“Michael will bring a great deal of competitive experience and technical knowledge to Skate Canada’s national team athletes,” said William Thompson, Acting CEO of Skate Canada. “His main task will be to ensure that our high performance athletes have the necessary support systems in place to produce the best competitive results possible and to develop and implement improved athlete development and identification programs. We are delighted that he has accepted this position. Michael is universally respected in the Canadian skating community and will be a tremendous asset to the organization.”
Slipchuk, who been the head skating professional at Calgary’s Glencoe Club for the past 10 years, is a Level 4 certified coach and has taken students to the national and international level. He is also an ISU technical specialist for singles.
Slipchuk’s competitive results include five medals as a Canadian men’s senior competitor (1987, 1989-1992). He was the 1986 Canadian Junior Men’s Champion. He competed at five world championships and had two top-10 finishes. He placed seventh in 1991 and ninth in 1989.

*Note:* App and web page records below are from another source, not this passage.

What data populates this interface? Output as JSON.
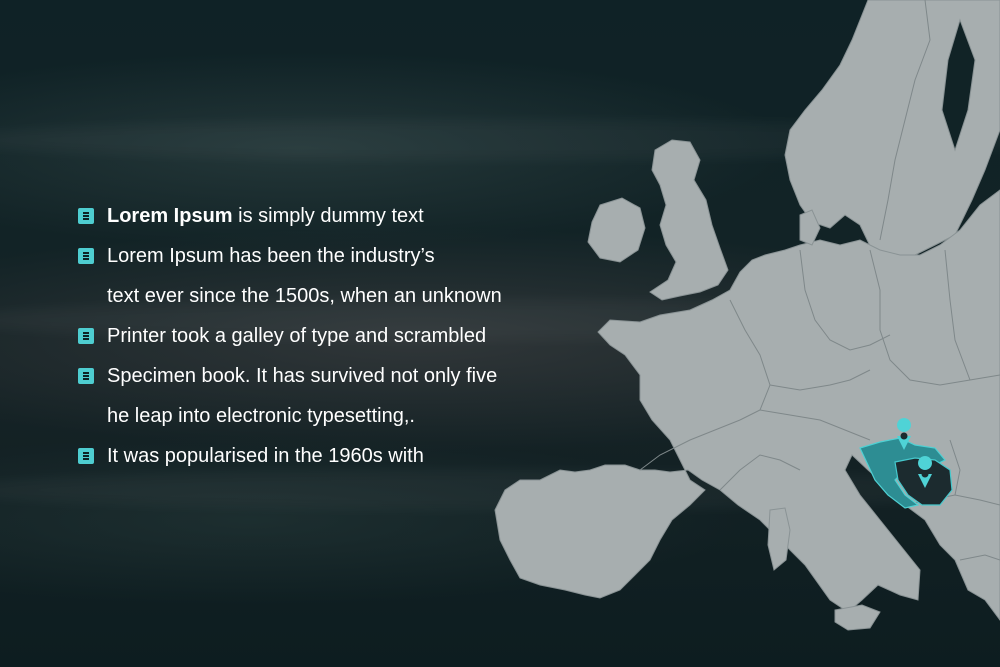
{
  "bullets": [
    {
      "bold": "Lorem Ipsum",
      "text": " is simply dummy text",
      "icon": "list-bullet-icon"
    },
    {
      "bold": "",
      "text": "Lorem Ipsum has been the industry’s",
      "icon": "list-bullet-icon"
    },
    {
      "bold": "",
      "text": "text ever since the 1500s, when an unknown",
      "icon": ""
    },
    {
      "bold": "",
      "text": "Printer took a galley of type and scrambled",
      "icon": "list-bullet-icon"
    },
    {
      "bold": "",
      "text": "Specimen book. It has survived not only five",
      "icon": "list-bullet-icon"
    },
    {
      "bold": "",
      "text": "he leap into electronic typesetting,.",
      "icon": ""
    },
    {
      "bold": "",
      "text": "It was popularised in the 1960s with",
      "icon": "list-bullet-icon"
    }
  ],
  "map": {
    "highlight_colors": {
      "primary": "#2d8d93",
      "secondary": "#1c2b2f",
      "accent": "#4fd3d6"
    },
    "markers": [
      "location-pin-icon",
      "location-pin-icon"
    ],
    "land_color": "#a7aeaf"
  }
}
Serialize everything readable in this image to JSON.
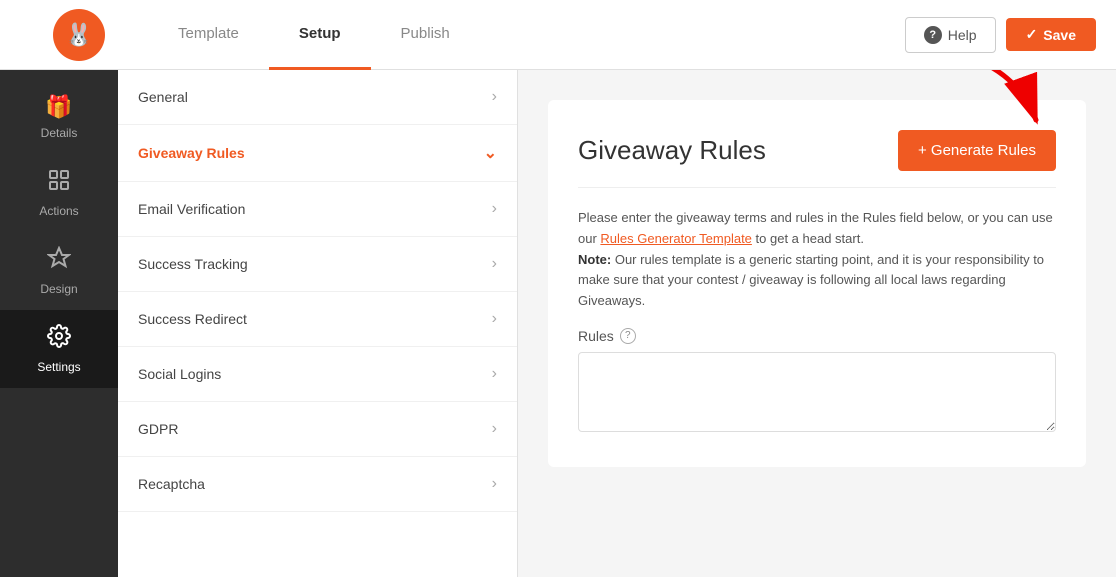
{
  "topNav": {
    "tabs": [
      {
        "id": "template",
        "label": "Template",
        "active": false
      },
      {
        "id": "setup",
        "label": "Setup",
        "active": true
      },
      {
        "id": "publish",
        "label": "Publish",
        "active": false
      }
    ],
    "helpLabel": "Help",
    "saveLabel": "Save"
  },
  "sidebar": {
    "items": [
      {
        "id": "details",
        "label": "Details",
        "icon": "🎁",
        "active": false
      },
      {
        "id": "actions",
        "label": "Actions",
        "icon": "◈",
        "active": false
      },
      {
        "id": "design",
        "label": "Design",
        "icon": "✂",
        "active": false
      },
      {
        "id": "settings",
        "label": "Settings",
        "icon": "⚙",
        "active": true
      }
    ]
  },
  "middleMenu": {
    "items": [
      {
        "id": "general",
        "label": "General",
        "active": false
      },
      {
        "id": "giveaway-rules",
        "label": "Giveaway Rules",
        "active": true
      },
      {
        "id": "email-verification",
        "label": "Email Verification",
        "active": false
      },
      {
        "id": "success-tracking",
        "label": "Success Tracking",
        "active": false
      },
      {
        "id": "success-redirect",
        "label": "Success Redirect",
        "active": false
      },
      {
        "id": "social-logins",
        "label": "Social Logins",
        "active": false
      },
      {
        "id": "gdpr",
        "label": "GDPR",
        "active": false
      },
      {
        "id": "recaptcha",
        "label": "Recaptcha",
        "active": false
      }
    ]
  },
  "contentPanel": {
    "title": "Giveaway Rules",
    "generateBtnLabel": "+ Generate Rules",
    "description1": "Please enter the giveaway terms and rules in the Rules field below, or you can use our ",
    "linkText": "Rules Generator Template",
    "description2": " to get a head start.",
    "noteLabel": "Note:",
    "noteText": " Our rules template is a generic starting point, and it is your responsibility to make sure that your contest / giveaway is following all local laws regarding Giveaways.",
    "rulesLabel": "Rules",
    "rulesPlaceholder": ""
  }
}
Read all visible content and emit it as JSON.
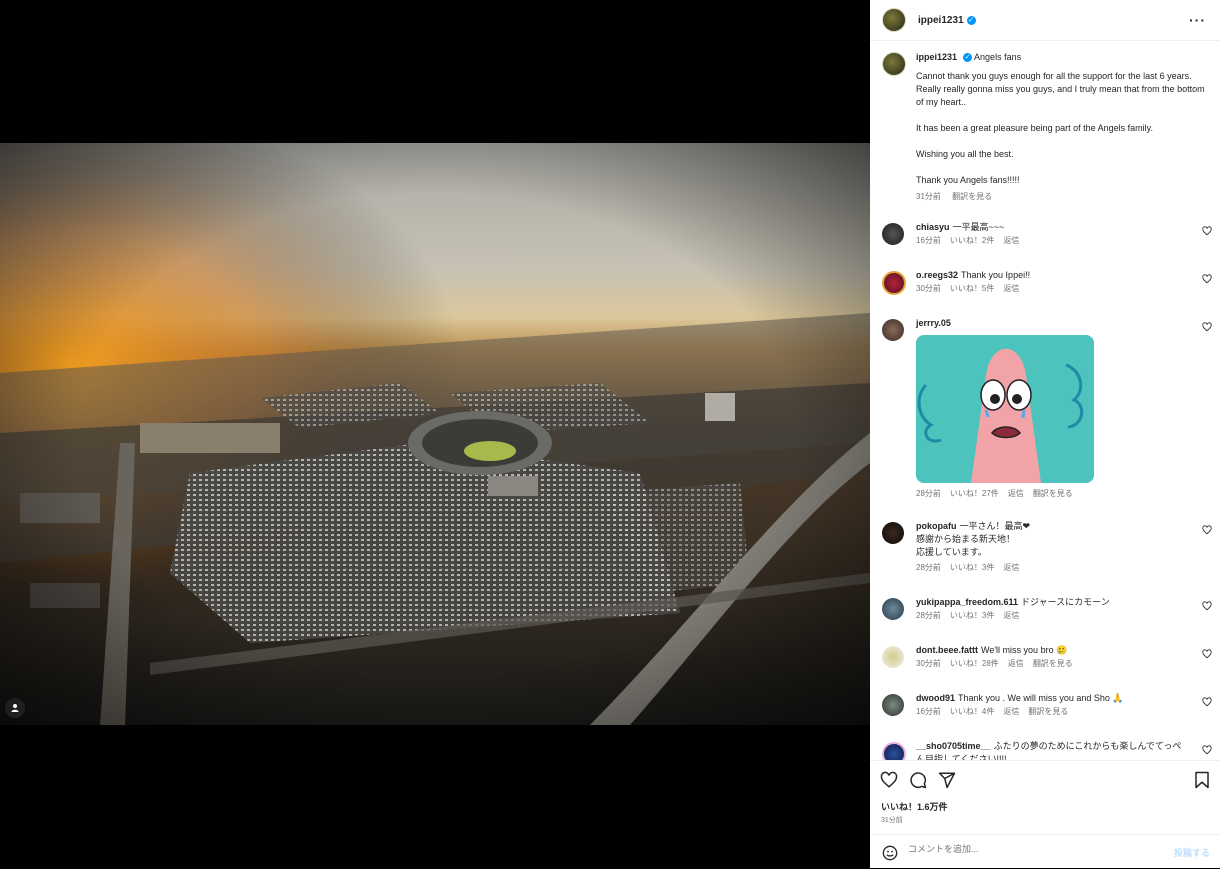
{
  "post": {
    "username": "ippei1231",
    "caption_title": "Angels fans",
    "caption_lines": [
      "Cannot thank you guys enough for all the support for the last 6 years. Really really gonna miss you guys, and I truly mean that from the bottom of my heart..",
      "It has been a great pleasure being part of the Angels family.",
      "Wishing you all the best.",
      "Thank you Angels fans!!!!!"
    ],
    "caption_time": "31分前",
    "see_translation": "翻訳を見る"
  },
  "comments": [
    {
      "user": "chiasyu",
      "text": "一平最高~~~",
      "time": "16分前",
      "likes": "いいね！2件",
      "reply": "返信"
    },
    {
      "user": "o.reegs32",
      "text": "Thank you Ippei!!",
      "time": "30分前",
      "likes": "いいね！5件",
      "reply": "返信"
    },
    {
      "user": "jerrry.05",
      "text": "",
      "time": "28分前",
      "likes": "いいね！27件",
      "reply": "返信",
      "translate": "翻訳を見る"
    },
    {
      "user": "pokopafu",
      "text": "一平さん！最高❤",
      "text2": "感謝から始まる新天地！",
      "text3": "応援しています。",
      "time": "28分前",
      "likes": "いいね！3件",
      "reply": "返信"
    },
    {
      "user": "yukipappa_freedom.611",
      "text": "ドジャースにカモーン",
      "time": "28分前",
      "likes": "いいね！3件",
      "reply": "返信"
    },
    {
      "user": "dont.beee.fattt",
      "text": "We'll miss you bro 🥲",
      "time": "30分前",
      "likes": "いいね！28件",
      "reply": "返信",
      "translate": "翻訳を見る"
    },
    {
      "user": "dwood91",
      "text": "Thank you . We will miss you and Sho 🙏",
      "time": "16分前",
      "likes": "いいね！4件",
      "reply": "返信",
      "translate": "翻訳を見る"
    },
    {
      "user": "__sho0705time__",
      "text": "ふたりの夢のためにこれからも楽しんでてっぺん目指してください!!!!",
      "time": "",
      "likes": "",
      "reply": ""
    }
  ],
  "footer": {
    "likes_count": "いいね！1.6万件",
    "time": "31分前",
    "comment_placeholder": "コメントを追加...",
    "post_button": "投稿する"
  },
  "icons": {
    "more": "more-options-icon",
    "like": "heart-icon",
    "comment": "comment-icon",
    "share": "share-icon",
    "save": "bookmark-icon",
    "emoji": "emoji-icon",
    "user_tag": "user-tag-icon"
  },
  "colors": {
    "verified": "#0095f6",
    "muted": "#737373",
    "post_disabled": "#c0dffd"
  }
}
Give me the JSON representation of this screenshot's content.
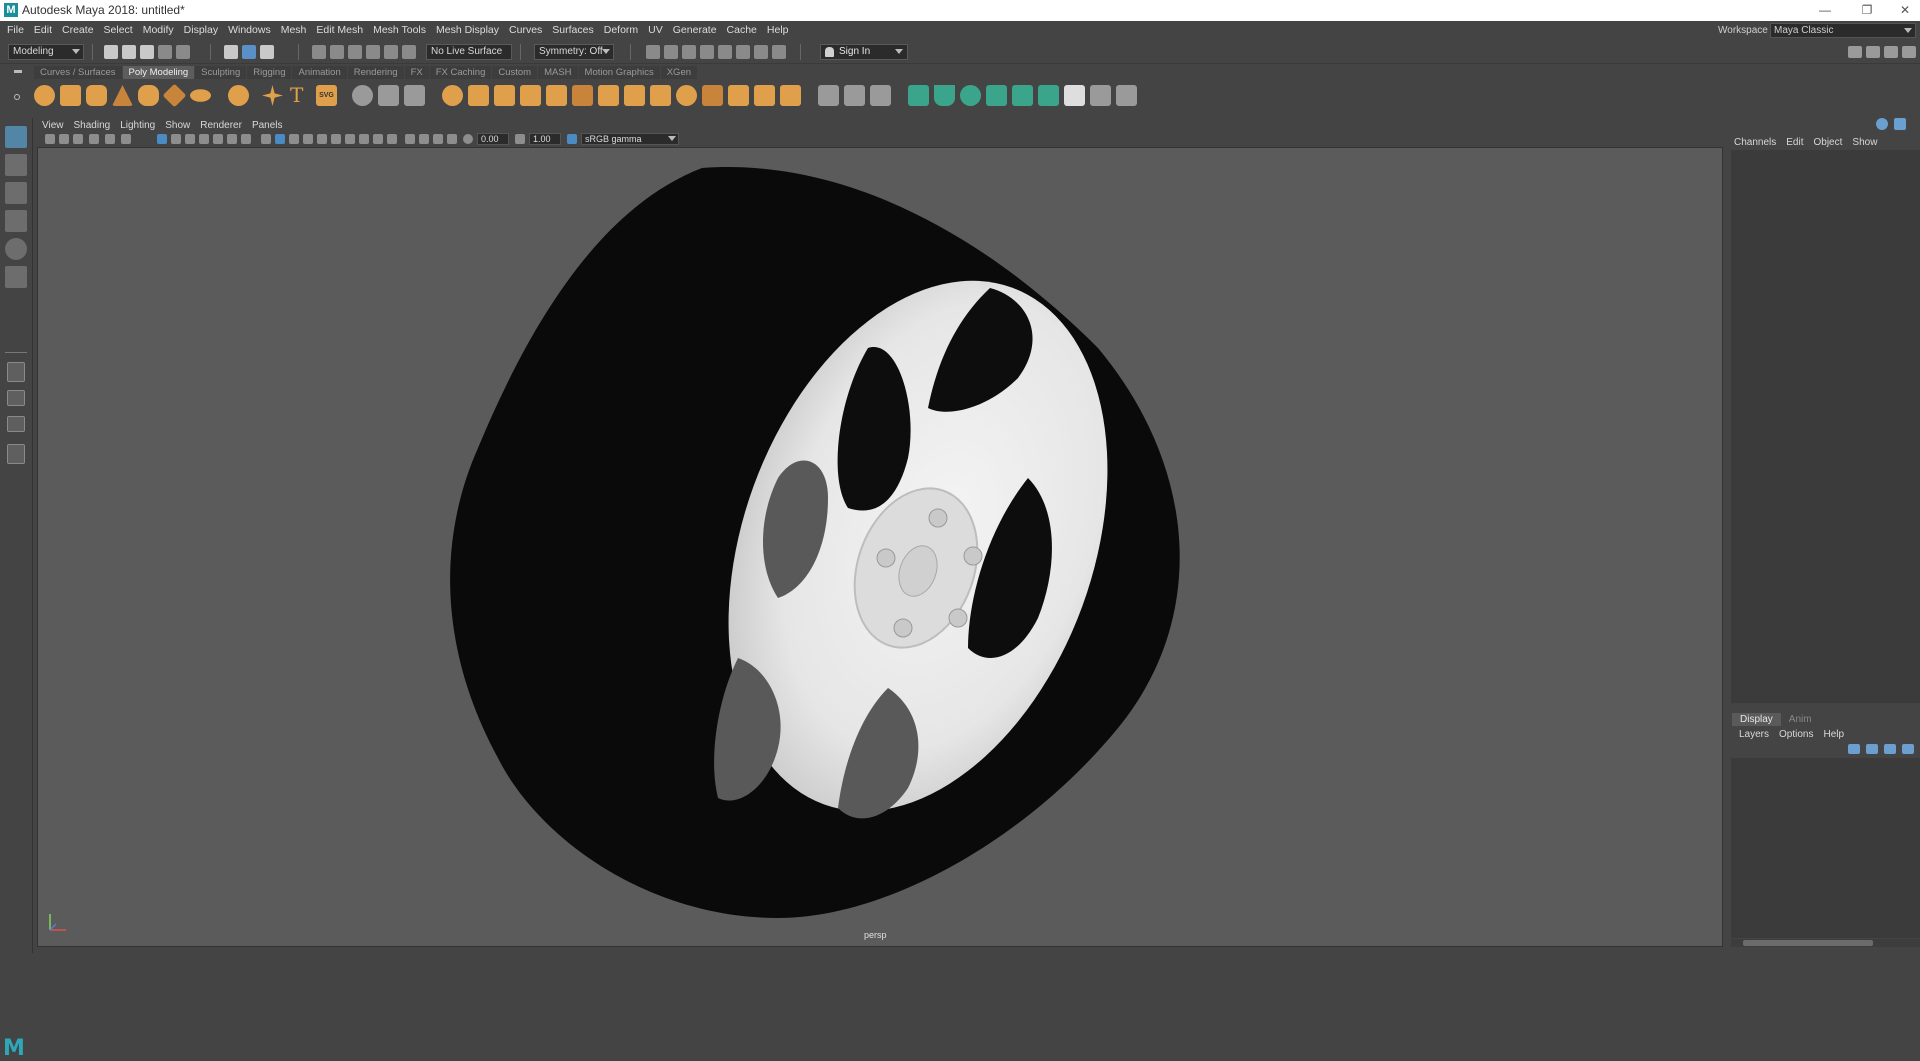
{
  "window": {
    "title": "Autodesk Maya 2018: untitled*",
    "logo": "M"
  },
  "menubar": {
    "items": [
      "File",
      "Edit",
      "Create",
      "Select",
      "Modify",
      "Display",
      "Windows",
      "Mesh",
      "Edit Mesh",
      "Mesh Tools",
      "Mesh Display",
      "Curves",
      "Surfaces",
      "Deform",
      "UV",
      "Generate",
      "Cache",
      "Help"
    ],
    "workspace_label": "Workspace :",
    "workspace_value": "Maya Classic"
  },
  "statusline": {
    "menuset": "Modeling",
    "live_surface": "No Live Surface",
    "symmetry": "Symmetry: Off",
    "sign_in": "Sign In"
  },
  "shelf": {
    "tabs": [
      "Curves / Surfaces",
      "Poly Modeling",
      "Sculpting",
      "Rigging",
      "Animation",
      "Rendering",
      "FX",
      "FX Caching",
      "Custom",
      "MASH",
      "Motion Graphics",
      "XGen"
    ],
    "active_tab": "Poly Modeling",
    "text_icon": "T",
    "svg_icon": "SVG"
  },
  "viewport": {
    "panel_menu": [
      "View",
      "Shading",
      "Lighting",
      "Show",
      "Renderer",
      "Panels"
    ],
    "exposure": "0.00",
    "gamma": "1.00",
    "color_space": "sRGB gamma",
    "camera": "persp"
  },
  "channel_box": {
    "menu": [
      "Channels",
      "Edit",
      "Object",
      "Show"
    ]
  },
  "layer_editor": {
    "tabs": [
      "Display",
      "Anim"
    ],
    "active_tab": "Display",
    "menu": [
      "Layers",
      "Options",
      "Help"
    ]
  },
  "colors": {
    "accent": "#5285a6",
    "shelf_icon": "#e0a04b",
    "viewport_bg": "#5b5b5b",
    "tire": "#0a0a0a",
    "rim": "#eeeeee"
  }
}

Skate Canada, the national governing body responsible for the development and administration of figure skating in Canada, is the largest figure skating association in the world. With skating programs for athletes of all ages, offered at 1364 clubs across the country, Skate Canada is an association dedicated to providing every Canadian the opportunity to experience the passion, spirit and triumph of skating. Primarily self-supporting, Skate Canada is able to provide direct athlete funding, which reaches approximately 1 in 7 competitive athletes and 1 in 3 synchronized skating teams each year through various training and performance-related grants.